Stored data:
....
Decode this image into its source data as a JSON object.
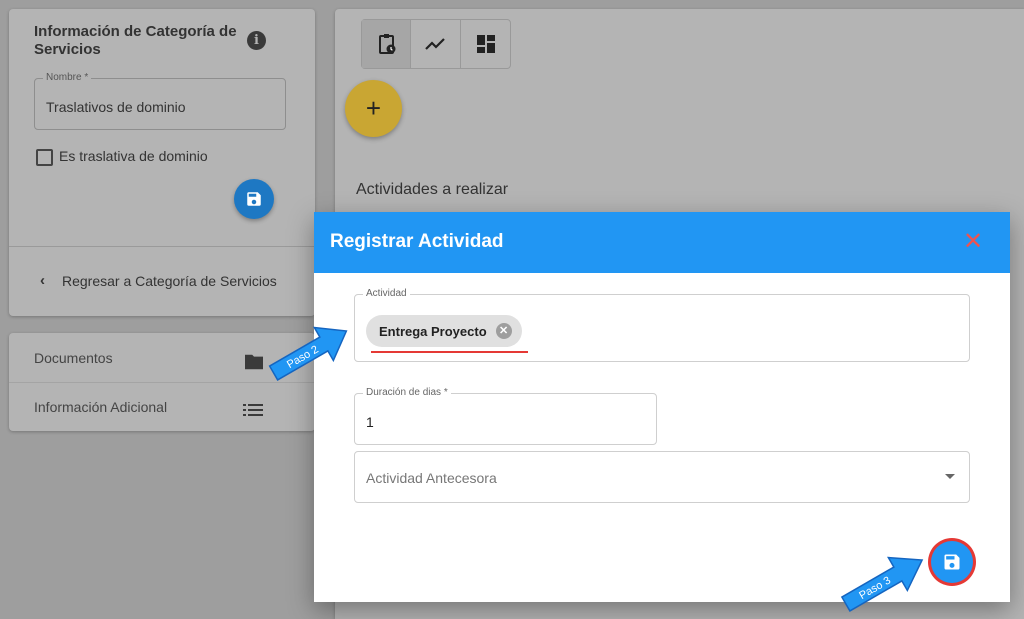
{
  "category_panel": {
    "title": "Información de Categoría de Servicios",
    "nombre_label": "Nombre *",
    "nombre_value": "Traslativos de dominio",
    "checkbox_label": "Es traslativa de dominio",
    "back_label": "Regresar a Categoría de Servicios"
  },
  "side_list": {
    "items": [
      {
        "label": "Documentos",
        "icon": "folder-icon"
      },
      {
        "label": "Información Adicional",
        "icon": "list-icon"
      }
    ]
  },
  "main": {
    "tools": [
      "clipboard-clock-icon",
      "trend-line-icon",
      "dashboard-icon"
    ],
    "add_label": "+",
    "section_title": "Actividades a realizar"
  },
  "dialog": {
    "title": "Registrar Actividad",
    "close_label": "✕",
    "actividad_label": "Actividad",
    "actividad_chip": "Entrega Proyecto",
    "duracion_label": "Duración de dias *",
    "duracion_value": "1",
    "antecesora_placeholder": "Actividad Antecesora"
  },
  "annotations": {
    "step2": "Paso 2",
    "step3": "Paso 3"
  },
  "colors": {
    "primary": "#2196f3",
    "accent_fab": "#c9a633",
    "highlight": "#e53935"
  }
}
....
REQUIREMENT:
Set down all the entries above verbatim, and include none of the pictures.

SOLUTION TO THIS TASK:
Decode this image into its source data as a JSON object.
{
  "category_panel": {
    "title": "Información de Categoría de Servicios",
    "nombre_label": "Nombre *",
    "nombre_value": "Traslativos de dominio",
    "checkbox_label": "Es traslativa de dominio",
    "back_label": "Regresar a Categoría de Servicios"
  },
  "side_list": {
    "items": [
      {
        "label": "Documentos",
        "icon": "folder-icon"
      },
      {
        "label": "Información Adicional",
        "icon": "list-icon"
      }
    ]
  },
  "main": {
    "tools": [
      "clipboard-clock-icon",
      "trend-line-icon",
      "dashboard-icon"
    ],
    "add_label": "+",
    "section_title": "Actividades a realizar"
  },
  "dialog": {
    "title": "Registrar Actividad",
    "close_label": "✕",
    "actividad_label": "Actividad",
    "actividad_chip": "Entrega Proyecto",
    "duracion_label": "Duración de dias *",
    "duracion_value": "1",
    "antecesora_placeholder": "Actividad Antecesora"
  },
  "annotations": {
    "step2": "Paso 2",
    "step3": "Paso 3"
  },
  "colors": {
    "primary": "#2196f3",
    "accent_fab": "#c9a633",
    "highlight": "#e53935"
  }
}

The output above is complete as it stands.